**Task:**
With the pictures left out, return exactly the lines from the one containing "Read all visible content and emit it as JSON." through the end of the listing below.

**Dataset content:**
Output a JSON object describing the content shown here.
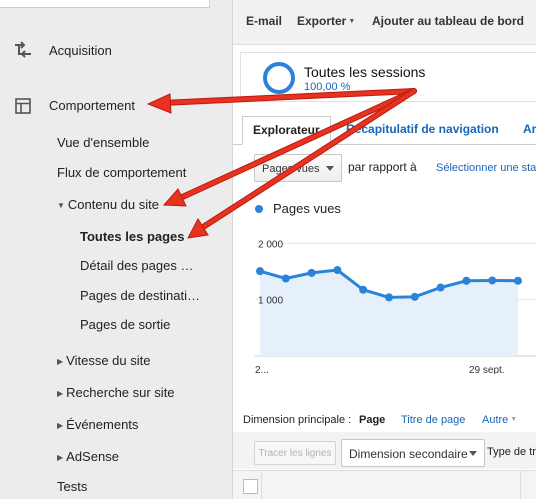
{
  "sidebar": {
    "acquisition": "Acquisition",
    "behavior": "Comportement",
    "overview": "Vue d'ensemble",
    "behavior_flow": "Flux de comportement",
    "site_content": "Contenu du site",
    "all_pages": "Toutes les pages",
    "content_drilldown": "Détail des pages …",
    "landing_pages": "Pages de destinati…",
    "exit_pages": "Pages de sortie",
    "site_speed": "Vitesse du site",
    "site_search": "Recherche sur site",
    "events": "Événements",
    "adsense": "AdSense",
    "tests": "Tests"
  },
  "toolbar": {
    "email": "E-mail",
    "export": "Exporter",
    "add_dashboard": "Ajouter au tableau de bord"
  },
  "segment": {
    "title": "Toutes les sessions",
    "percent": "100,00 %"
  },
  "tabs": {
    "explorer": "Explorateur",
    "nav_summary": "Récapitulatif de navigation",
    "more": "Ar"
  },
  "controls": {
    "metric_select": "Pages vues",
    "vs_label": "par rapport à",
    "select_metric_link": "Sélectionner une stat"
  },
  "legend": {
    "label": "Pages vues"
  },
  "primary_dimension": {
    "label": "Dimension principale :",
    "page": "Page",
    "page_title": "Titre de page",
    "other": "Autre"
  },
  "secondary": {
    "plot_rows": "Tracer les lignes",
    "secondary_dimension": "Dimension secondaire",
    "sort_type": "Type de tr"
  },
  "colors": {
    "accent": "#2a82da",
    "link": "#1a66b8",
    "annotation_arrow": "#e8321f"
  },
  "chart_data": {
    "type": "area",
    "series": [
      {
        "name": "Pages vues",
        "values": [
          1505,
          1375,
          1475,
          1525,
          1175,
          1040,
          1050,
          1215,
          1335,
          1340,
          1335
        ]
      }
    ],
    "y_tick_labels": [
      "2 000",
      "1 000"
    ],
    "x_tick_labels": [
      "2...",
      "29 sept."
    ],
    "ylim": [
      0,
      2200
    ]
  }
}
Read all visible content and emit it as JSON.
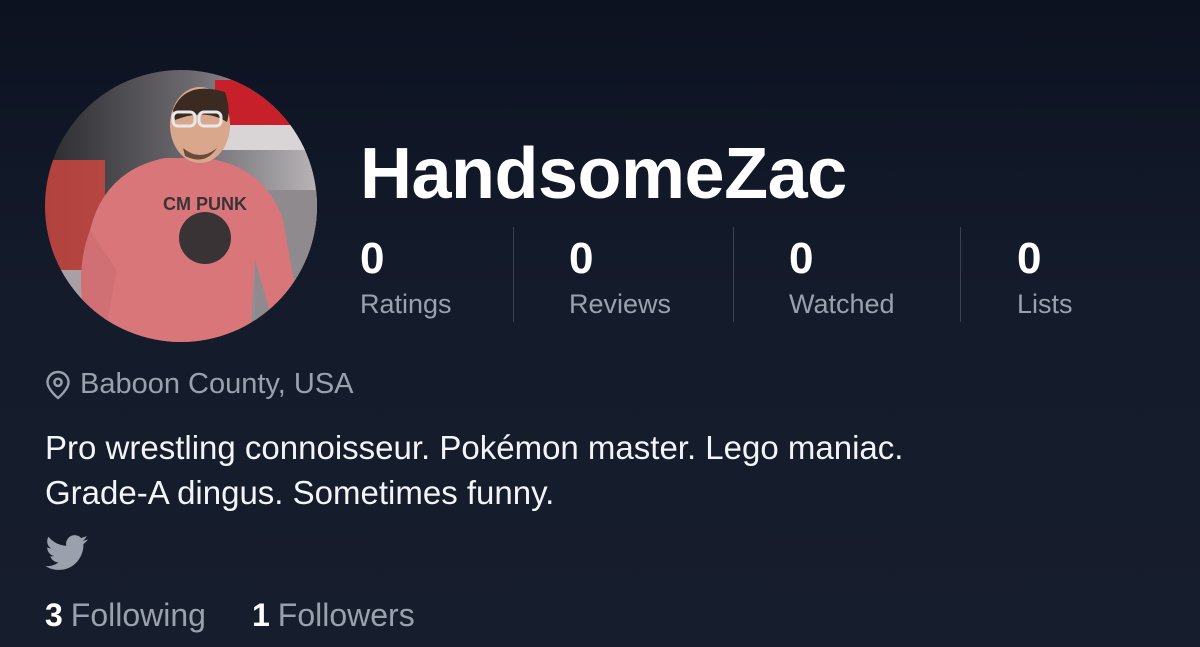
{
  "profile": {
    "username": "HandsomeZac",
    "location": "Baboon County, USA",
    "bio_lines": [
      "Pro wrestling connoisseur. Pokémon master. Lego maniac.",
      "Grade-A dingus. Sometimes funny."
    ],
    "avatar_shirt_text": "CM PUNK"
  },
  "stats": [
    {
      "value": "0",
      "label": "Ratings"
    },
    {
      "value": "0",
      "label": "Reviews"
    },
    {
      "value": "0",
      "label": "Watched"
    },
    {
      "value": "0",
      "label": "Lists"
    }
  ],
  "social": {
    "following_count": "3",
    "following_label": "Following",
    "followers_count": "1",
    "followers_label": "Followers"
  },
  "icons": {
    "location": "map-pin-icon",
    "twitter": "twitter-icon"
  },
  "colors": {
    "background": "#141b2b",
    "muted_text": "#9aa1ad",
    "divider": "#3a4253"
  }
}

**Solution for this exercise:**
Read all visible content and emit it as JSON.
{
  "profile": {
    "username": "HandsomeZac",
    "location": "Baboon County, USA",
    "bio_lines": [
      "Pro wrestling connoisseur. Pokémon master. Lego maniac.",
      "Grade-A dingus. Sometimes funny."
    ],
    "avatar_shirt_text": "CM PUNK"
  },
  "stats": [
    {
      "value": "0",
      "label": "Ratings"
    },
    {
      "value": "0",
      "label": "Reviews"
    },
    {
      "value": "0",
      "label": "Watched"
    },
    {
      "value": "0",
      "label": "Lists"
    }
  ],
  "social": {
    "following_count": "3",
    "following_label": "Following",
    "followers_count": "1",
    "followers_label": "Followers"
  },
  "icons": {
    "location": "map-pin-icon",
    "twitter": "twitter-icon"
  },
  "colors": {
    "background": "#141b2b",
    "muted_text": "#9aa1ad",
    "divider": "#3a4253"
  }
}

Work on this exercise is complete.